● What is being asked:
Every entry should be returned unchanged, with the pictures omitted.

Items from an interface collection
————————
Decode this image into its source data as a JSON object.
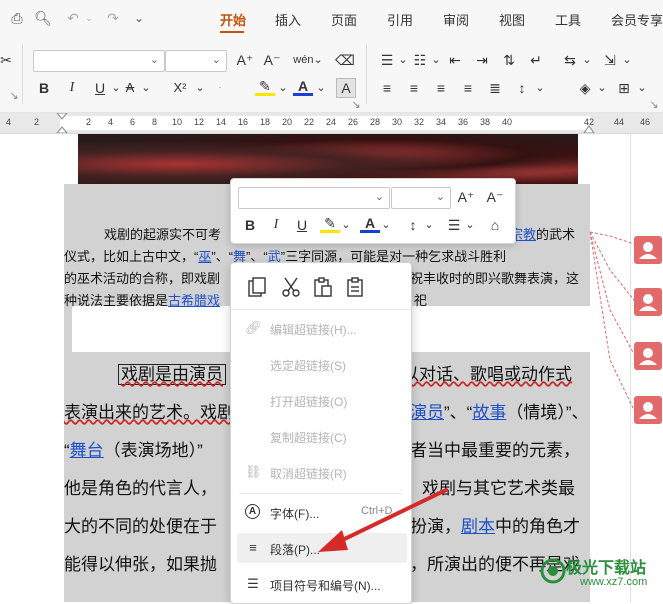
{
  "menu": {
    "tabs": [
      {
        "label": "开始",
        "active": true
      },
      {
        "label": "插入"
      },
      {
        "label": "页面"
      },
      {
        "label": "引用"
      },
      {
        "label": "审阅"
      },
      {
        "label": "视图"
      },
      {
        "label": "工具"
      },
      {
        "label": "会员专享"
      }
    ]
  },
  "ribbon": {
    "bold": "B",
    "italic": "I",
    "underline": "U",
    "superscript": "X²",
    "char_shade": "A"
  },
  "ruler": {
    "numbers": [
      "4",
      "2",
      "2",
      "4",
      "6",
      "8",
      "10",
      "12",
      "14",
      "16",
      "18",
      "20",
      "22",
      "24",
      "26",
      "28",
      "30",
      "32",
      "34",
      "36",
      "38",
      "40",
      "42",
      "44",
      "46"
    ]
  },
  "doc": {
    "p1": {
      "l1_a": "戏剧的起源实不可考",
      "l1_b": "宗教",
      "l1_c": "的武术",
      "l2_a": "仪式，比如上古中文，“",
      "l2_b": "巫",
      "l2_c": "”、“",
      "l2_d": "舞",
      "l2_e": "”、“",
      "l2_f": "武",
      "l2_g": "”三字同源，可能是对一种乞求战斗胜利",
      "l3_a": "的巫术活动的合称，即戏剧",
      "l3_b": "祝丰收时的即兴歌舞表演，这",
      "l4_a": "种说法主要依据是",
      "l4_b": "古希腊戏",
      "l4_c": "祀"
    },
    "p2": {
      "l1_a": "戏剧是由演员",
      "l1_b": "以对话、歌唱或动作式",
      "l2_a": "表演出来的艺术。戏剧",
      "l2_b": "演员",
      "l2_c": "”、“",
      "l2_d": "故事",
      "l2_e": "（情境）”、",
      "l3_a": "“",
      "l3_b": "舞台",
      "l3_c": "（表演场地）”",
      "l3_d": "者当中最重要的元素，",
      "l4_a": "他是角色的代言人，",
      "l4_b": "戏剧与其它艺术类最",
      "l5_a": "大的不同的处便在于",
      "l5_b": "扮演，",
      "l5_c": "剧本",
      "l5_d": "中的角色才",
      "l6_a": "能得以伸张，如果抛",
      "l6_b": "，所演出的便不再是戏"
    }
  },
  "mini_toolbar": {
    "grow": "A⁺",
    "shrink": "A⁻",
    "bold": "B",
    "italic": "I",
    "underline": "U"
  },
  "context_menu": {
    "items": [
      {
        "label": "编辑超链接(H)...",
        "disabled": true
      },
      {
        "label": "选定超链接(S)",
        "disabled": true
      },
      {
        "label": "打开超链接(O)",
        "disabled": true
      },
      {
        "label": "复制超链接(C)",
        "disabled": true
      },
      {
        "label": "取消超链接(R)",
        "disabled": true
      },
      {
        "label": "字体(F)...",
        "shortcut": "Ctrl+D"
      },
      {
        "label": "段落(P)..."
      },
      {
        "label": "项目符号和编号(N)..."
      }
    ]
  },
  "watermark": {
    "line1": "极光下载站",
    "line2": "www.xz7.com"
  },
  "colors": {
    "accent": "#c8520a",
    "link": "#1f4fc9",
    "comment": "#e36a6a",
    "arrow": "#d62a2a",
    "highlight": "#ffe600",
    "font_color": "#1b3fd1"
  }
}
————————
● Task response:
Decode this image into its source data as a JSON object.
{
  "menu": {
    "tabs": [
      {
        "label": "开始",
        "active": true
      },
      {
        "label": "插入"
      },
      {
        "label": "页面"
      },
      {
        "label": "引用"
      },
      {
        "label": "审阅"
      },
      {
        "label": "视图"
      },
      {
        "label": "工具"
      },
      {
        "label": "会员专享"
      }
    ]
  },
  "ribbon": {
    "bold": "B",
    "italic": "I",
    "underline": "U",
    "superscript": "X²",
    "char_shade": "A"
  },
  "ruler": {
    "numbers": [
      "4",
      "2",
      "2",
      "4",
      "6",
      "8",
      "10",
      "12",
      "14",
      "16",
      "18",
      "20",
      "22",
      "24",
      "26",
      "28",
      "30",
      "32",
      "34",
      "36",
      "38",
      "40",
      "42",
      "44",
      "46"
    ]
  },
  "doc": {
    "p1": {
      "l1_a": "戏剧的起源实不可考",
      "l1_b": "宗教",
      "l1_c": "的武术",
      "l2_a": "仪式，比如上古中文，“",
      "l2_b": "巫",
      "l2_c": "”、“",
      "l2_d": "舞",
      "l2_e": "”、“",
      "l2_f": "武",
      "l2_g": "”三字同源，可能是对一种乞求战斗胜利",
      "l3_a": "的巫术活动的合称，即戏剧",
      "l3_b": "祝丰收时的即兴歌舞表演，这",
      "l4_a": "种说法主要依据是",
      "l4_b": "古希腊戏",
      "l4_c": "祀"
    },
    "p2": {
      "l1_a": "戏剧是由演员",
      "l1_b": "以对话、歌唱或动作式",
      "l2_a": "表演出来的艺术。戏剧",
      "l2_b": "演员",
      "l2_c": "”、“",
      "l2_d": "故事",
      "l2_e": "（情境）”、",
      "l3_a": "“",
      "l3_b": "舞台",
      "l3_c": "（表演场地）”",
      "l3_d": "者当中最重要的元素，",
      "l4_a": "他是角色的代言人，",
      "l4_b": "戏剧与其它艺术类最",
      "l5_a": "大的不同的处便在于",
      "l5_b": "扮演，",
      "l5_c": "剧本",
      "l5_d": "中的角色才",
      "l6_a": "能得以伸张，如果抛",
      "l6_b": "，所演出的便不再是戏"
    }
  },
  "mini_toolbar": {
    "grow": "A⁺",
    "shrink": "A⁻",
    "bold": "B",
    "italic": "I",
    "underline": "U"
  },
  "context_menu": {
    "items": [
      {
        "label": "编辑超链接(H)...",
        "disabled": true
      },
      {
        "label": "选定超链接(S)",
        "disabled": true
      },
      {
        "label": "打开超链接(O)",
        "disabled": true
      },
      {
        "label": "复制超链接(C)",
        "disabled": true
      },
      {
        "label": "取消超链接(R)",
        "disabled": true
      },
      {
        "label": "字体(F)...",
        "shortcut": "Ctrl+D"
      },
      {
        "label": "段落(P)..."
      },
      {
        "label": "项目符号和编号(N)..."
      }
    ]
  },
  "watermark": {
    "line1": "极光下载站",
    "line2": "www.xz7.com"
  },
  "colors": {
    "accent": "#c8520a",
    "link": "#1f4fc9",
    "comment": "#e36a6a",
    "arrow": "#d62a2a",
    "highlight": "#ffe600",
    "font_color": "#1b3fd1"
  }
}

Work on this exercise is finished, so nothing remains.